Retirement accounts, including IRAs and 401(k) funds, are often some of the largest assets our clients own. People typically have three main concerns when planning to pass their retirement funds on to the next generation:
- They want to stay out of probate;
- They want to delay taxes as long as possible; and
- They want to protect their funds from their children’s legal and money problems.
Unfortunately, basic estate planning is only able to accomplish two of these goals at a time. The simplest way to pass on a retirement account at death is through a direct beneficiary designation on the account itself. A direct beneficiary designation keeps the account out of probate, and it will give the beneficiaries the ability to continue the tax deferral through their own life expectancies (if they are wise enough to leave the money alone). On the other hand, a direct beneficiary designation does nothing to protect the funds from the creditors of the beneficiaries or from their potential ex-spouses, nor does it protect the funds from the beneficiaries’ own poor money management.
Because of the downfalls inherent in direct beneficiary designations, some opt for a slightly more complex estate plan; they direct their retirement funds to a revocable living trust at death. This planning strategy also keeps the funds out of probate. And while all living trusts do not contain asset protection clauses designed to protect the heirs’ inheritance, a properly drafted living trust can contain protective provisions designed to ensure that the inheritance passing through the trust is kept out of the reach of the beneficiaries’ creditors and out of the hands of potential ex-spouses. A living trust can also contain provisions that protect the heirs from their own poor money management. On the other hand, when retirement funds pass through a living trust, the beneficiaries are forced to pay all taxes on the funds within five years of the death of the previous owner of the retirement accounts; they are not permitted to delay the taxes the way they could with a direct beneficiary designation. This can be a huge hit to the future growth of these funds.
There is a better way – an option that can meet all three planning goals at the same time. This planning option involves the use of an IRA Trust.
The IRA Trust is the best of all worlds. At first glance, an IRA Trust looks very much like any other trust; however, the IRA Trust contains special tax terms included for a very specific purpose. The IRA Trust is designed and drafted specifically to allow people to pass on their retirement funds in the best way possible, meeting all three goals typically expressed by planners.
First, use of an IRA Trust keeps the retirement funds out of probate, just like a direct beneficiary designation and a revocable living trust. This is huge considering attorney’s fees alone can reach 5% of the value of a person’s probate estate, and the probate process locks up the assets in the estate for no less than six months.
Second, use of an IRA Trust protects the retirement funds, keeping them out reach of the beneficiaries’ creditors and out of the hands of their potential ex-spouses. Use of an IRA Trust can also shelter the funds from the beneficiaries’ own poor money management if appropriate, putting control of the funds in the hands of a trusted individual. Those who plan to pass their retirement funds to young children or grandchildren have an even greater incentive to use an IRA Trust; this trust will allow them to name a trustee of their own choosing to manage the retirement funds for the benefit of their underaged beneficiary until they are old enough to manage the funds themselves.

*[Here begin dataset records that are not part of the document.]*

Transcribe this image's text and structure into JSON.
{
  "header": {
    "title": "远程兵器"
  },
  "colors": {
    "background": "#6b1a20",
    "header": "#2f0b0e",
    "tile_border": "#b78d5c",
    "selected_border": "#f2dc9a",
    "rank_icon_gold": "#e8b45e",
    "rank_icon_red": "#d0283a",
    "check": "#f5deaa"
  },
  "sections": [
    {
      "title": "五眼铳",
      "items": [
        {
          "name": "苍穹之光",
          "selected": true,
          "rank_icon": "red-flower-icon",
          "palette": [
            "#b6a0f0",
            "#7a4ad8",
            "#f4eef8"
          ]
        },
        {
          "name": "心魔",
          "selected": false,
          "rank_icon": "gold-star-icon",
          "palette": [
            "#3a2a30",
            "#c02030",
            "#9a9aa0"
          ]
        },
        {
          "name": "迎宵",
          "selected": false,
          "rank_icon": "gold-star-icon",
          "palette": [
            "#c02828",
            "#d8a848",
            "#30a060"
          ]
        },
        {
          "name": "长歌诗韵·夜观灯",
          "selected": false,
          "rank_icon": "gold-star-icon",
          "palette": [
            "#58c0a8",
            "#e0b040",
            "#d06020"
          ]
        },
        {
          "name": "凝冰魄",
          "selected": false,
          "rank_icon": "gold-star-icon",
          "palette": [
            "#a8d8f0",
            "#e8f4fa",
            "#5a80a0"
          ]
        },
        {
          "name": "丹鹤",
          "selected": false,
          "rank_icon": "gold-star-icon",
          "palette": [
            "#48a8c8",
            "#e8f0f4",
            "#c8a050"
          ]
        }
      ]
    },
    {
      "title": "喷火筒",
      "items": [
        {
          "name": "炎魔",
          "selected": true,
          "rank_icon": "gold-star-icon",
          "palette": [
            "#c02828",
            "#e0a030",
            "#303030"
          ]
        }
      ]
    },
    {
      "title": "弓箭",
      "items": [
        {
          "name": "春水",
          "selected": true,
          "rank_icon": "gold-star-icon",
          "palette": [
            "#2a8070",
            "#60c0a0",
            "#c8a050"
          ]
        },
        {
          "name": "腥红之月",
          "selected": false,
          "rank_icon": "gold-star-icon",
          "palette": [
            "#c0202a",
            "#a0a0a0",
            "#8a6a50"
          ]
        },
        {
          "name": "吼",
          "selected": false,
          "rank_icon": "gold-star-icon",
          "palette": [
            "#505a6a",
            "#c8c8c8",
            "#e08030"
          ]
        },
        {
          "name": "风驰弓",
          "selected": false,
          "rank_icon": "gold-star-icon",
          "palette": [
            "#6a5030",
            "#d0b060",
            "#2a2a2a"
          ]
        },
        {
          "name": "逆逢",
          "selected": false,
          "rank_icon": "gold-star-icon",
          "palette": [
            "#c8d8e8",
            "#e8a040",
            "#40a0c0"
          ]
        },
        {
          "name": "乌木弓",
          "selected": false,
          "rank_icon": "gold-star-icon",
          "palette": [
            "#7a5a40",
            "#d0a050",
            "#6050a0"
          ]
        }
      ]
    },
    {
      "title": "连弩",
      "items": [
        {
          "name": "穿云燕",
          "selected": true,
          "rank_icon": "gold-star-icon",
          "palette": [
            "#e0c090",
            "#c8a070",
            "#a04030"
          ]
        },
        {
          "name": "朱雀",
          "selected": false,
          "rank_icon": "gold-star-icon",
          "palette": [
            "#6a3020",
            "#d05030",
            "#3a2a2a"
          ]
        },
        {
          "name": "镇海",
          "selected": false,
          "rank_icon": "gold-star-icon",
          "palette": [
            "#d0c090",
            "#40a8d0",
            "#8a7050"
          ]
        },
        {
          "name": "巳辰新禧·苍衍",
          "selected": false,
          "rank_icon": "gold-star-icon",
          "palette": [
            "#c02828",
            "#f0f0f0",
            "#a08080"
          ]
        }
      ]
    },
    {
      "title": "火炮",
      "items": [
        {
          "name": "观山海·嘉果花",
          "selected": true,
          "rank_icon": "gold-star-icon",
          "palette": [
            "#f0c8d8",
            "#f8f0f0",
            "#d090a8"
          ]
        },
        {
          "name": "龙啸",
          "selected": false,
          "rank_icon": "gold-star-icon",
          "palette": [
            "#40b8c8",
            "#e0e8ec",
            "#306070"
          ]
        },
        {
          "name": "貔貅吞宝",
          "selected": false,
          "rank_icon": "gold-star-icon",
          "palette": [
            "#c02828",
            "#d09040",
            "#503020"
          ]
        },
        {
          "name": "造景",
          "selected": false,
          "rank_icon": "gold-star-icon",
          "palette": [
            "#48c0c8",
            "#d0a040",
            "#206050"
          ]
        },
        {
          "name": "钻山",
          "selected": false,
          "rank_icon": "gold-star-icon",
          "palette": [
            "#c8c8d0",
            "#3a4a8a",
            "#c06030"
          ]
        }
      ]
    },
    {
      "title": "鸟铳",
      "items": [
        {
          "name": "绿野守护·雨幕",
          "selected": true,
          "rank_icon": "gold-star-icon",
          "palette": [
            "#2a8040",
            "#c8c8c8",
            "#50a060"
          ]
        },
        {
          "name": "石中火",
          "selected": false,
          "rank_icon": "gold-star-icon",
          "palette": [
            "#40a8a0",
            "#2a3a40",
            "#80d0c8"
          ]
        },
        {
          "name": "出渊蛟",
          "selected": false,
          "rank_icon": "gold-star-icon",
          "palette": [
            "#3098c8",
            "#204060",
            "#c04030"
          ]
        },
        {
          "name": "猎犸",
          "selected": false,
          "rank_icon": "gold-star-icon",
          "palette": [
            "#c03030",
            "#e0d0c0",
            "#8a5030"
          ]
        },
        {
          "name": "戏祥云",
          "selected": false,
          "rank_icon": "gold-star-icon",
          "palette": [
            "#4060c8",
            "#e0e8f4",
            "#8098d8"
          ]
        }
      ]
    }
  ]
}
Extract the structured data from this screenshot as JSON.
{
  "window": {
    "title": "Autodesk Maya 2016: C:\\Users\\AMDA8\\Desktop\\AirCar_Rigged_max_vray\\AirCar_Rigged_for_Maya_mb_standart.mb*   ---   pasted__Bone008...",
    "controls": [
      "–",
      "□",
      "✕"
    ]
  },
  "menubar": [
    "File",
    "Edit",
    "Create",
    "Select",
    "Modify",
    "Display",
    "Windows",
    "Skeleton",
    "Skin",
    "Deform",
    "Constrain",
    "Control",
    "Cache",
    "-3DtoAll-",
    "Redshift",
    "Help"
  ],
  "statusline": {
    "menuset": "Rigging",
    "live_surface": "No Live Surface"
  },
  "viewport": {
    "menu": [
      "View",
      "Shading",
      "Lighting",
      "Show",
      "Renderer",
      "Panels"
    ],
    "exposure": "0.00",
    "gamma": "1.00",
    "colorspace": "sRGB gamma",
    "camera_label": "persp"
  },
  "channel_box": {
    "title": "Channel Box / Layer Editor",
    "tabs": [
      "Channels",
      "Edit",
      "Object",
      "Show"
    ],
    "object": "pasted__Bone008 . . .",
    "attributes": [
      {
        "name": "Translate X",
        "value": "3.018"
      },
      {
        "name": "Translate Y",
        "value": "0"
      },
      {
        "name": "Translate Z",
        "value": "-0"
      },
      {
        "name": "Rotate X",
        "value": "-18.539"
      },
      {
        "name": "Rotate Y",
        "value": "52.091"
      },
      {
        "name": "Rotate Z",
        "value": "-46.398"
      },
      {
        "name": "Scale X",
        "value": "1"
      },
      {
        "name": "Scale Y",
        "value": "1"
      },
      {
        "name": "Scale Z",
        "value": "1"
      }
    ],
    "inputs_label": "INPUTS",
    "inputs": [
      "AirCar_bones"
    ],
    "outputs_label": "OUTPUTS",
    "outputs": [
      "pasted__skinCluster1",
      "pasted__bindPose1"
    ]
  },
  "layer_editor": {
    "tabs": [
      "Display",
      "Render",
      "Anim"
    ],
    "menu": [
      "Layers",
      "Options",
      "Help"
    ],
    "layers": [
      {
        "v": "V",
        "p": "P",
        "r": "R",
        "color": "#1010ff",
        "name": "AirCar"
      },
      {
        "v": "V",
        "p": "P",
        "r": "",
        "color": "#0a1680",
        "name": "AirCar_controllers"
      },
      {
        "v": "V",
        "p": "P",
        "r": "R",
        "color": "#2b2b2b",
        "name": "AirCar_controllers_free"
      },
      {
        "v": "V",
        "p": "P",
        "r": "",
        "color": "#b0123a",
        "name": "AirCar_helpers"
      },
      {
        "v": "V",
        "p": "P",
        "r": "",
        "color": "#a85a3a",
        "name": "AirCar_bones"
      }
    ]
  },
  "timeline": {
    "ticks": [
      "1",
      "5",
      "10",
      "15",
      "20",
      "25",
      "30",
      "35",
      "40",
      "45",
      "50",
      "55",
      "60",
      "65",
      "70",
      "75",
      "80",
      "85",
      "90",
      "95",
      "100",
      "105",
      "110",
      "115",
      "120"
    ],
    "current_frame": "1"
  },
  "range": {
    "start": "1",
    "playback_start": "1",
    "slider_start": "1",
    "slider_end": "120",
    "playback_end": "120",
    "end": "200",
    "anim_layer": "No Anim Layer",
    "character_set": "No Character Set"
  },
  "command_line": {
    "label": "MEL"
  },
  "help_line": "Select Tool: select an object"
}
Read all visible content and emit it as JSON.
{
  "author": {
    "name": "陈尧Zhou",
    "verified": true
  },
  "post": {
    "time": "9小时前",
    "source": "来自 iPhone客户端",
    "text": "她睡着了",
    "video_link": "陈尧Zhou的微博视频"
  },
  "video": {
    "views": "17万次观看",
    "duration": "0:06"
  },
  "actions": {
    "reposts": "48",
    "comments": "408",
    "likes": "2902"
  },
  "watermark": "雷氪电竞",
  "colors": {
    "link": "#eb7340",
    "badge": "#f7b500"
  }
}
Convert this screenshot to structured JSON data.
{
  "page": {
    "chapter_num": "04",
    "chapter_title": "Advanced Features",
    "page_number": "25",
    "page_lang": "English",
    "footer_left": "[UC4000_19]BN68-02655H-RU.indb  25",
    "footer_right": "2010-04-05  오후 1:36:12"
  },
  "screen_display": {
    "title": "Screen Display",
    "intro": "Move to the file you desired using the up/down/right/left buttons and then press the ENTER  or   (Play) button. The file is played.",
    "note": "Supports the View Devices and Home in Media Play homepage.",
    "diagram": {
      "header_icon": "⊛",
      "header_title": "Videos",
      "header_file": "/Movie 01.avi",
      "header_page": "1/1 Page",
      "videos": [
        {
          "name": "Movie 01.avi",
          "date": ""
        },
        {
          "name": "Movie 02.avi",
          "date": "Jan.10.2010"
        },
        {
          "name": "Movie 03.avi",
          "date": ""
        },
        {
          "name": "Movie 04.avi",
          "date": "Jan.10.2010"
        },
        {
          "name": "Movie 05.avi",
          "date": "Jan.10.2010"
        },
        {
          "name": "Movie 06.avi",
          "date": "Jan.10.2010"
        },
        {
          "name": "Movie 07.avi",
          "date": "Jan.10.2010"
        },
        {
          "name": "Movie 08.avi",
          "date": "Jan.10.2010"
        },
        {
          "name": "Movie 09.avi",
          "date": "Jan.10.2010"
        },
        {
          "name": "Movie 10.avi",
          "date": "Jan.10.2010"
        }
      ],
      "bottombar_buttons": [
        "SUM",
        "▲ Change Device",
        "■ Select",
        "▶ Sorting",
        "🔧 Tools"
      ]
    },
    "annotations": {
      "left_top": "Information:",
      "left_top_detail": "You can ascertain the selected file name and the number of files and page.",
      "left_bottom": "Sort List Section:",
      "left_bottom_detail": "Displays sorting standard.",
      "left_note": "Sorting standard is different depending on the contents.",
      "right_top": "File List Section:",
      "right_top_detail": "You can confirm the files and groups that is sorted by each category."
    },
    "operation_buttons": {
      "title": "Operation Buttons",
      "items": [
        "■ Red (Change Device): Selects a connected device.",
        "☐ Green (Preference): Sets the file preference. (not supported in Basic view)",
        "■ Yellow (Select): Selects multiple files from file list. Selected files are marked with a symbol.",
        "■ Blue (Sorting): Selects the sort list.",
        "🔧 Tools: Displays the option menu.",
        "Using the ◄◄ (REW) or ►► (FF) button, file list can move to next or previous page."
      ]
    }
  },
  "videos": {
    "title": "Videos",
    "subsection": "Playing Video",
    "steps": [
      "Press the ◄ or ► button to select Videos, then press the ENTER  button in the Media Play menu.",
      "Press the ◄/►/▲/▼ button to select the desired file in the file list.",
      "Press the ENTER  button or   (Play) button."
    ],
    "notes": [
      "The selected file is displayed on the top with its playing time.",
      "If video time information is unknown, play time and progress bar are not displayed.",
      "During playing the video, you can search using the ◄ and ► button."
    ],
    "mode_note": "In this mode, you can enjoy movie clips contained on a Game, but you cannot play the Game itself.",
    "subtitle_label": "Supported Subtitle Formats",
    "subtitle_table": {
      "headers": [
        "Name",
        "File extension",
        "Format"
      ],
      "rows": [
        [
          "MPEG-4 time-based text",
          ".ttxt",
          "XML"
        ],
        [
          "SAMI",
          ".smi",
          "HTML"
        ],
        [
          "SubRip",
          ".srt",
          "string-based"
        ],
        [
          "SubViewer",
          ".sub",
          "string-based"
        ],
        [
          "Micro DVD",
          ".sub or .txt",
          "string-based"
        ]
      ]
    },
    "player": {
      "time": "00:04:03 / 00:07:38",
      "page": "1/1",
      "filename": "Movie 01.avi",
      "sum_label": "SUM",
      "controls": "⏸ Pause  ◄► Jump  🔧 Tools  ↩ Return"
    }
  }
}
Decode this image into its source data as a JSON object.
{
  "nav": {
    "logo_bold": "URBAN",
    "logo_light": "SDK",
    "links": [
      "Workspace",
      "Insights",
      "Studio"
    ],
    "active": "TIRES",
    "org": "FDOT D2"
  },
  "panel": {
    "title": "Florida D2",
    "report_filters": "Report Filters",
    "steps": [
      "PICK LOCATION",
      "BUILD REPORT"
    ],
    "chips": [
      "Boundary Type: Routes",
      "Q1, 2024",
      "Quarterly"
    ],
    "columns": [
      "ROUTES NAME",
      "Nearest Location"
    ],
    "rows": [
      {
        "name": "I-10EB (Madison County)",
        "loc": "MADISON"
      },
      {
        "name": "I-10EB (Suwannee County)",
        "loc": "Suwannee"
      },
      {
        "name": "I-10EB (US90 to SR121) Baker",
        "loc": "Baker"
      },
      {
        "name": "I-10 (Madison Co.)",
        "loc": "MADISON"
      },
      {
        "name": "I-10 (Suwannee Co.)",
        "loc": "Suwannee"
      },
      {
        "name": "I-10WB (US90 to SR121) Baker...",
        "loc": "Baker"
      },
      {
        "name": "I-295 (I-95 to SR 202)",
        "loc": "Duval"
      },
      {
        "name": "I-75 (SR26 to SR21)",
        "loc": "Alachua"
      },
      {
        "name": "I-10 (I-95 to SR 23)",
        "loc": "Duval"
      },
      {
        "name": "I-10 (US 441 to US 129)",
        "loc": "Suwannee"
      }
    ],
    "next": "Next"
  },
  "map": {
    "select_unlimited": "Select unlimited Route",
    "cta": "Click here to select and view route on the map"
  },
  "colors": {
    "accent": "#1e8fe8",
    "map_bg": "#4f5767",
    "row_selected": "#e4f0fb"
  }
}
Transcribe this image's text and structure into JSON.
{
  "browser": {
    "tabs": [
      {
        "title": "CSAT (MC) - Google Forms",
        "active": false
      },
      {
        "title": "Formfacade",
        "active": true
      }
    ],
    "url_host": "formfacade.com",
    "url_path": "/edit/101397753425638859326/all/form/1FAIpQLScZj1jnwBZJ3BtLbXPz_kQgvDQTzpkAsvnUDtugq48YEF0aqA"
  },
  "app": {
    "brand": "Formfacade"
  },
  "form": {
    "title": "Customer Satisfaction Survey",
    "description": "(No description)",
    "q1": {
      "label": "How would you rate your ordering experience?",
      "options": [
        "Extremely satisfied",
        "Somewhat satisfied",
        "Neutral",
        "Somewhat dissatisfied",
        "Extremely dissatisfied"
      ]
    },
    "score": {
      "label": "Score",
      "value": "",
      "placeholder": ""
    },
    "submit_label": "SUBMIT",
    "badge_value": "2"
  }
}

Third (and this is the most interesting and least understood point, even among professionals), the taxes due on retirement funds passing through a properly drafted IRA Trust can be deferred based on the life expectancy of each beneficiary, resulting in huge tax savings and potentially explosive growth in the funds over time. The potential tax-free growth is even more staggering when the beneficiary is a young child or grandchild.
When it comes to passing retirement funds to the next generation, the IRA Trust really is the best of all worlds.